[[ Material for the task, beginning ]]

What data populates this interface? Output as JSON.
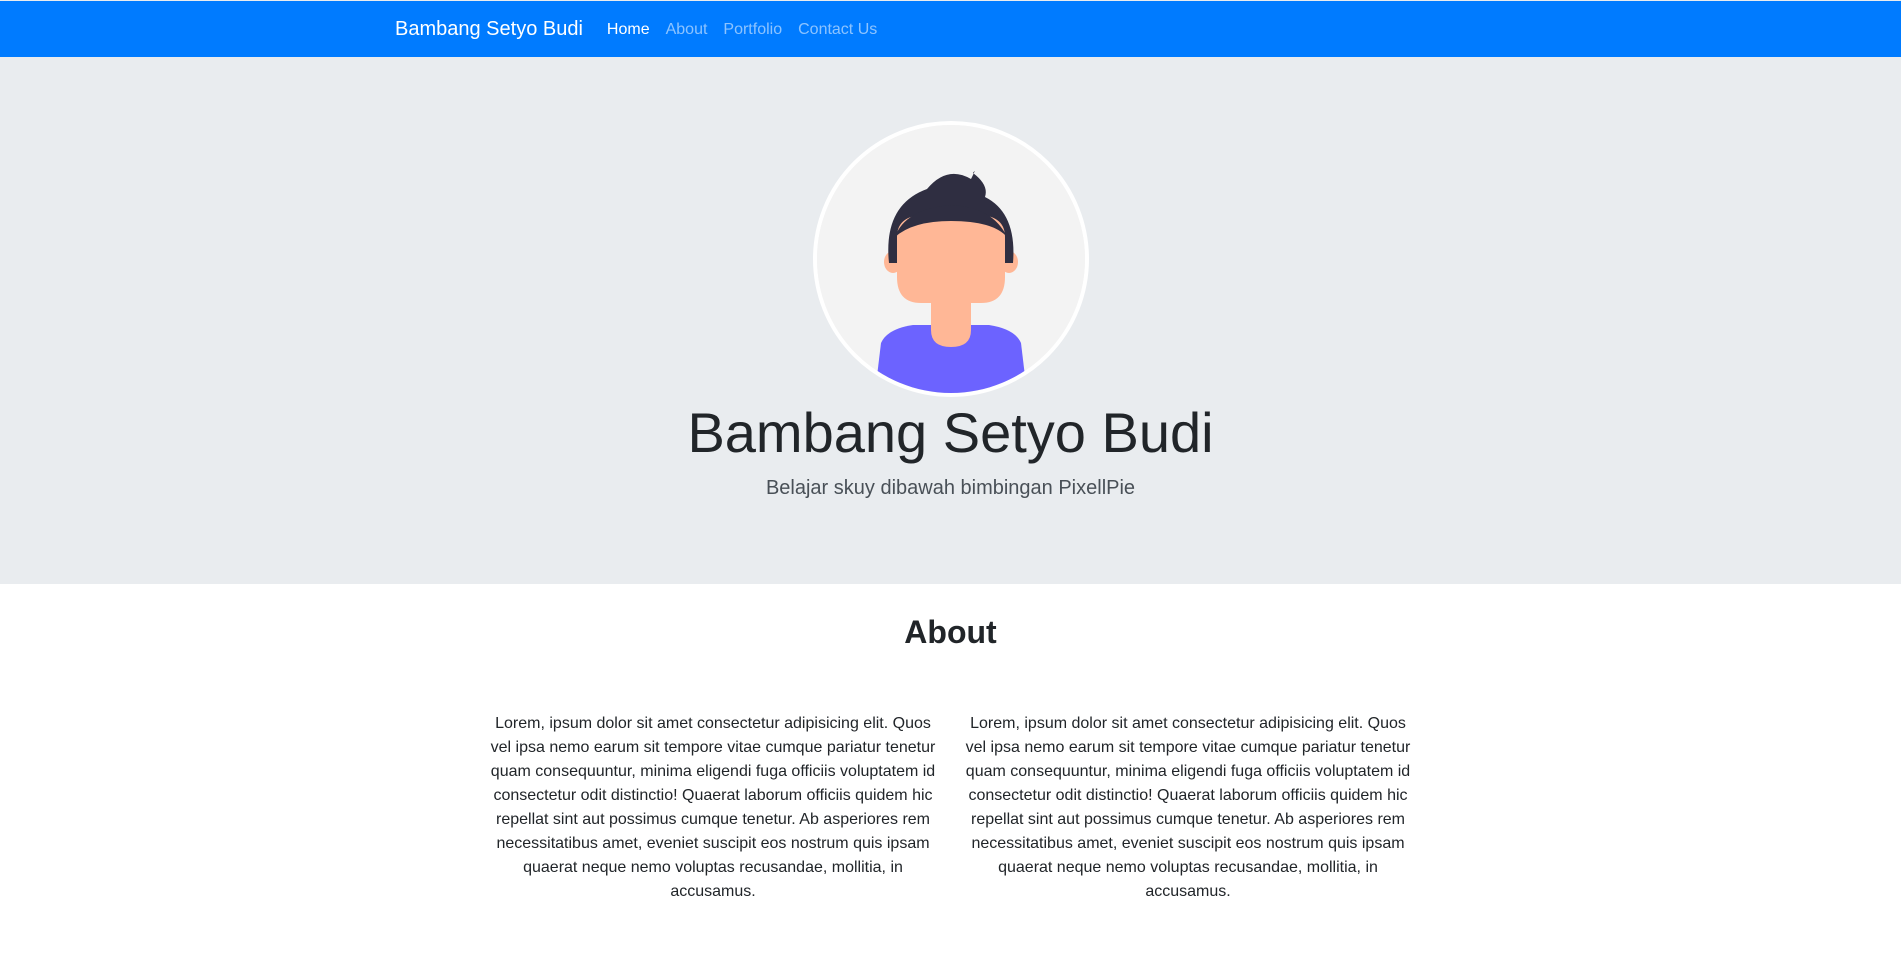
{
  "navbar": {
    "brand": "Bambang Setyo Budi",
    "links": [
      {
        "label": "Home",
        "active": true
      },
      {
        "label": "About",
        "active": false
      },
      {
        "label": "Portfolio",
        "active": false
      },
      {
        "label": "Contact Us",
        "active": false
      }
    ],
    "background": "#007bff"
  },
  "hero": {
    "avatar_icon": "user-avatar-illustration",
    "name": "Bambang Setyo Budi",
    "tagline": "Belajar skuy dibawah bimbingan PixellPie",
    "background": "#e9ecef"
  },
  "about": {
    "title": "About",
    "paragraphs": [
      "Lorem, ipsum dolor sit amet consectetur adipisicing elit. Quos vel ipsa nemo earum sit tempore vitae cumque pariatur tenetur quam consequuntur, minima eligendi fuga officiis voluptatem id consectetur odit distinctio! Quaerat laborum officiis quidem hic repellat sint aut possimus cumque tenetur. Ab asperiores rem necessitatibus amet, eveniet suscipit eos nostrum quis ipsam quaerat neque nemo voluptas recusandae, mollitia, in accusamus.",
      "Lorem, ipsum dolor sit amet consectetur adipisicing elit. Quos vel ipsa nemo earum sit tempore vitae cumque pariatur tenetur quam consequuntur, minima eligendi fuga officiis voluptatem id consectetur odit distinctio! Quaerat laborum officiis quidem hic repellat sint aut possimus cumque tenetur. Ab asperiores rem necessitatibus amet, eveniet suscipit eos nostrum quis ipsam quaerat neque nemo voluptas recusandae, mollitia, in accusamus."
    ]
  }
}
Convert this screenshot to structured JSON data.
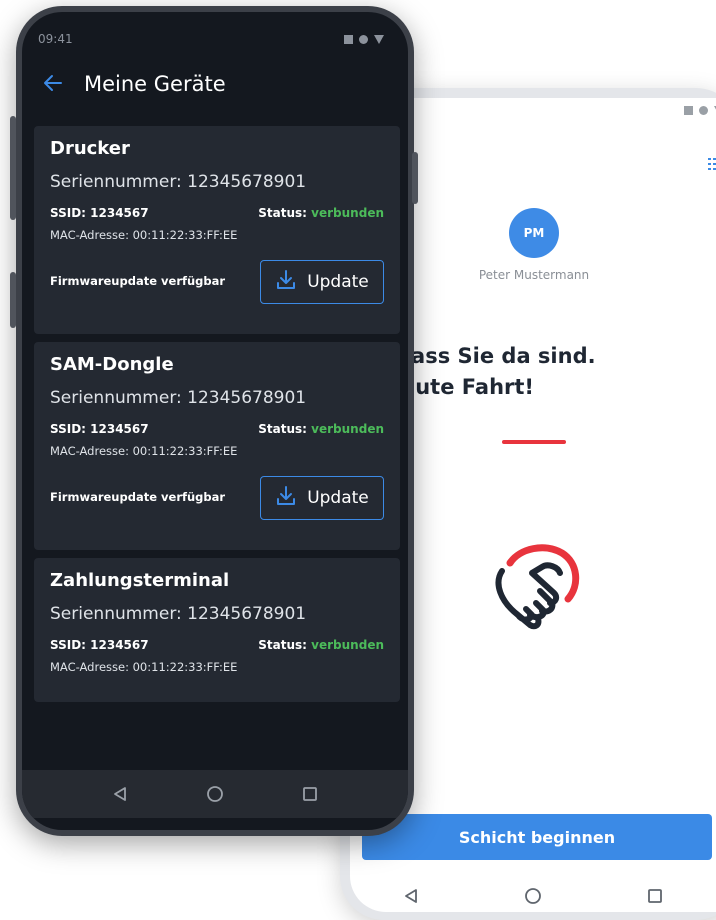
{
  "dark_phone": {
    "status_time": "09:41",
    "title": "Meine Geräte",
    "devices": [
      {
        "name": "Drucker",
        "serial": "Seriennummer: 12345678901",
        "ssid": "SSID: 1234567",
        "status_label": "Status:",
        "status_value": "verbunden",
        "mac": "MAC-Adresse: 00:11:22:33:FF:EE",
        "firmware_text": "Firmwareupdate verfügbar",
        "update_label": "Update"
      },
      {
        "name": "SAM-Dongle",
        "serial": "Seriennummer: 12345678901",
        "ssid": "SSID: 1234567",
        "status_label": "Status:",
        "status_value": "verbunden",
        "mac": "MAC-Adresse: 00:11:22:33:FF:EE",
        "firmware_text": "Firmwareupdate verfügbar",
        "update_label": "Update"
      },
      {
        "name": "Zahlungsterminal",
        "serial": "Seriennummer: 12345678901",
        "ssid": "SSID: 1234567",
        "status_label": "Status:",
        "status_value": "verbunden",
        "mac": "MAC-Adresse: 00:11:22:33:FF:EE"
      }
    ]
  },
  "light_phone": {
    "avatar_initials": "PM",
    "user_name": "Peter Mustermann",
    "greeting_line1": "hön, dass Sie da sind.",
    "greeting_line2": "Gute Fahrt!",
    "start_button": "Schicht beginnen"
  },
  "colors": {
    "accent_blue": "#3b8ae6",
    "status_green": "#4cbb5a",
    "accent_red": "#e8343d",
    "dark_background": "#14181f",
    "card_background": "#242932"
  },
  "icons": [
    "back-arrow-icon",
    "download-icon",
    "list-menu-icon",
    "handshake-icon",
    "nav-back-icon",
    "nav-home-icon",
    "nav-recents-icon"
  ]
}
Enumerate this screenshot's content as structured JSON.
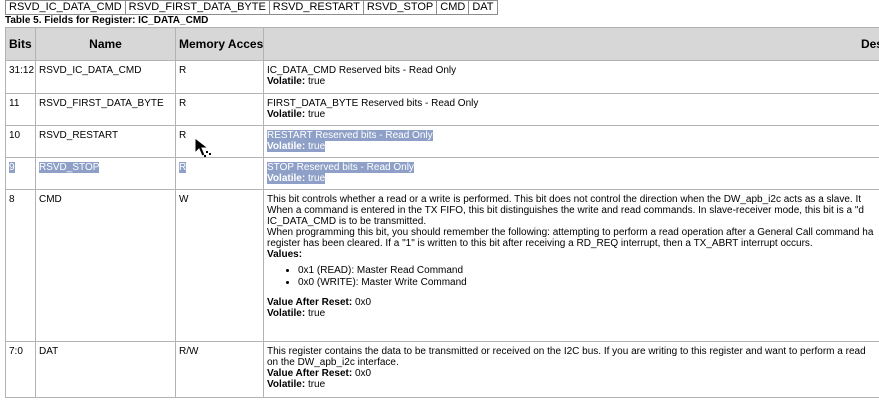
{
  "fields_bar": [
    "RSVD_IC_DATA_CMD",
    "RSVD_FIRST_DATA_BYTE",
    "RSVD_RESTART",
    "RSVD_STOP",
    "CMD",
    "DAT"
  ],
  "caption": "Table 5. Fields for Register: IC_DATA_CMD",
  "headers": {
    "bits": "Bits",
    "name": "Name",
    "access": "Memory Access",
    "description": "Descrip"
  },
  "rows": [
    {
      "bits": "31:12",
      "name": "RSVD_IC_DATA_CMD",
      "access": "R",
      "line1": "IC_DATA_CMD Reserved bits - Read Only",
      "volatile_label": "Volatile:",
      "volatile_value": "true"
    },
    {
      "bits": "11",
      "name": "RSVD_FIRST_DATA_BYTE",
      "access": "R",
      "line1": "FIRST_DATA_BYTE Reserved bits - Read Only",
      "volatile_label": "Volatile:",
      "volatile_value": "true"
    },
    {
      "bits": "10",
      "name": "RSVD_RESTART",
      "access": "R",
      "line1": "RESTART Reserved bits - Read Only",
      "volatile_label": "Volatile:",
      "volatile_value": "true"
    },
    {
      "bits": "9",
      "name": "RSVD_STOP",
      "access": "R",
      "line1": "STOP Reserved bits - Read Only",
      "volatile_label": "Volatile:",
      "volatile_value": "true"
    },
    {
      "bits": "8",
      "name": "CMD",
      "access": "W",
      "text_lines": [
        "This bit controls whether a read or a write is performed. This bit does not control the direction when the DW_apb_i2c acts as a slave. It",
        "When a command is entered in the TX FIFO, this bit distinguishes the write and read commands. In slave-receiver mode, this bit is a \"d",
        "IC_DATA_CMD is to be transmitted.",
        "When programming this bit, you should remember the following: attempting to perform a read operation after a General Call command ha",
        "register has been cleared. If a \"1\" is written to this bit after receiving a RD_REQ interrupt, then a TX_ABRT interrupt occurs."
      ],
      "values_label": "Values:",
      "values": [
        "0x1 (READ): Master Read Command",
        "0x0 (WRITE): Master Write Command"
      ],
      "reset_label": "Value After Reset:",
      "reset_value": "0x0",
      "volatile_label": "Volatile:",
      "volatile_value": "true"
    },
    {
      "bits": "7:0",
      "name": "DAT",
      "access": "R/W",
      "text_lines": [
        "This register contains the data to be transmitted or received on the I2C bus. If you are writing to this register and want to perform a read",
        "on the DW_apb_i2c interface."
      ],
      "reset_label": "Value After Reset:",
      "reset_value": "0x0",
      "volatile_label": "Volatile:",
      "volatile_value": "true"
    }
  ]
}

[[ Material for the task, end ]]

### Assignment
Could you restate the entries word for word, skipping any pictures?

### Result of the exercise
What data populates this interface? Output as JSON.
{
  "navbar": {
    "brand": "Bambang Setyo Budi",
    "links": [
      {
        "label": "Home",
        "active": true
      },
      {
        "label": "About",
        "active": false
      },
      {
        "label": "Portfolio",
        "active": false
      },
      {
        "label": "Contact Us",
        "active": false
      }
    ],
    "background": "#007bff"
  },
  "hero": {
    "avatar_icon": "user-avatar-illustration",
    "name": "Bambang Setyo Budi",
    "tagline": "Belajar skuy dibawah bimbingan PixellPie",
    "background": "#e9ecef"
  },
  "about": {
    "title": "About",
    "paragraphs": [
      "Lorem, ipsum dolor sit amet consectetur adipisicing elit. Quos vel ipsa nemo earum sit tempore vitae cumque pariatur tenetur quam consequuntur, minima eligendi fuga officiis voluptatem id consectetur odit distinctio! Quaerat laborum officiis quidem hic repellat sint aut possimus cumque tenetur. Ab asperiores rem necessitatibus amet, eveniet suscipit eos nostrum quis ipsam quaerat neque nemo voluptas recusandae, mollitia, in accusamus.",
      "Lorem, ipsum dolor sit amet consectetur adipisicing elit. Quos vel ipsa nemo earum sit tempore vitae cumque pariatur tenetur quam consequuntur, minima eligendi fuga officiis voluptatem id consectetur odit distinctio! Quaerat laborum officiis quidem hic repellat sint aut possimus cumque tenetur. Ab asperiores rem necessitatibus amet, eveniet suscipit eos nostrum quis ipsam quaerat neque nemo voluptas recusandae, mollitia, in accusamus."
    ]
  }
}
Convert this screenshot to structured JSON data.
{
  "dark_phone": {
    "status_time": "09:41",
    "title": "Meine Geräte",
    "devices": [
      {
        "name": "Drucker",
        "serial": "Seriennummer: 12345678901",
        "ssid": "SSID: 1234567",
        "status_label": "Status:",
        "status_value": "verbunden",
        "mac": "MAC-Adresse: 00:11:22:33:FF:EE",
        "firmware_text": "Firmwareupdate verfügbar",
        "update_label": "Update"
      },
      {
        "name": "SAM-Dongle",
        "serial": "Seriennummer: 12345678901",
        "ssid": "SSID: 1234567",
        "status_label": "Status:",
        "status_value": "verbunden",
        "mac": "MAC-Adresse: 00:11:22:33:FF:EE",
        "firmware_text": "Firmwareupdate verfügbar",
        "update_label": "Update"
      },
      {
        "name": "Zahlungsterminal",
        "serial": "Seriennummer: 12345678901",
        "ssid": "SSID: 1234567",
        "status_label": "Status:",
        "status_value": "verbunden",
        "mac": "MAC-Adresse: 00:11:22:33:FF:EE"
      }
    ]
  },
  "light_phone": {
    "avatar_initials": "PM",
    "user_name": "Peter Mustermann",
    "greeting_line1": "hön, dass Sie da sind.",
    "greeting_line2": "Gute Fahrt!",
    "start_button": "Schicht beginnen"
  },
  "colors": {
    "accent_blue": "#3b8ae6",
    "status_green": "#4cbb5a",
    "accent_red": "#e8343d",
    "dark_background": "#14181f",
    "card_background": "#242932"
  },
  "icons": [
    "back-arrow-icon",
    "download-icon",
    "list-menu-icon",
    "handshake-icon",
    "nav-back-icon",
    "nav-home-icon",
    "nav-recents-icon"
  ]
}
Enumerate this screenshot's content as structured JSON.
{
  "fields_bar": [
    "RSVD_IC_DATA_CMD",
    "RSVD_FIRST_DATA_BYTE",
    "RSVD_RESTART",
    "RSVD_STOP",
    "CMD",
    "DAT"
  ],
  "caption": "Table 5. Fields for Register: IC_DATA_CMD",
  "headers": {
    "bits": "Bits",
    "name": "Name",
    "access": "Memory Access",
    "description": "Descrip"
  },
  "rows": [
    {
      "bits": "31:12",
      "name": "RSVD_IC_DATA_CMD",
      "access": "R",
      "line1": "IC_DATA_CMD Reserved bits - Read Only",
      "volatile_label": "Volatile:",
      "volatile_value": "true"
    },
    {
      "bits": "11",
      "name": "RSVD_FIRST_DATA_BYTE",
      "access": "R",
      "line1": "FIRST_DATA_BYTE Reserved bits - Read Only",
      "volatile_label": "Volatile:",
      "volatile_value": "true"
    },
    {
      "bits": "10",
      "name": "RSVD_RESTART",
      "access": "R",
      "line1": "RESTART Reserved bits - Read Only",
      "volatile_label": "Volatile:",
      "volatile_value": "true"
    },
    {
      "bits": "9",
      "name": "RSVD_STOP",
      "access": "R",
      "line1": "STOP Reserved bits - Read Only",
      "volatile_label": "Volatile:",
      "volatile_value": "true"
    },
    {
      "bits": "8",
      "name": "CMD",
      "access": "W",
      "text_lines": [
        "This bit controls whether a read or a write is performed. This bit does not control the direction when the DW_apb_i2c acts as a slave. It",
        "When a command is entered in the TX FIFO, this bit distinguishes the write and read commands. In slave-receiver mode, this bit is a \"d",
        "IC_DATA_CMD is to be transmitted.",
        "When programming this bit, you should remember the following: attempting to perform a read operation after a General Call command ha",
        "register has been cleared. If a \"1\" is written to this bit after receiving a RD_REQ interrupt, then a TX_ABRT interrupt occurs."
      ],
      "values_label": "Values:",
      "values": [
        "0x1 (READ): Master Read Command",
        "0x0 (WRITE): Master Write Command"
      ],
      "reset_label": "Value After Reset:",
      "reset_value": "0x0",
      "volatile_label": "Volatile:",
      "volatile_value": "true"
    },
    {
      "bits": "7:0",
      "name": "DAT",
      "access": "R/W",
      "text_lines": [
        "This register contains the data to be transmitted or received on the I2C bus. If you are writing to this register and want to perform a read",
        "on the DW_apb_i2c interface."
      ],
      "reset_label": "Value After Reset:",
      "reset_value": "0x0",
      "volatile_label": "Volatile:",
      "volatile_value": "true"
    }
  ]
}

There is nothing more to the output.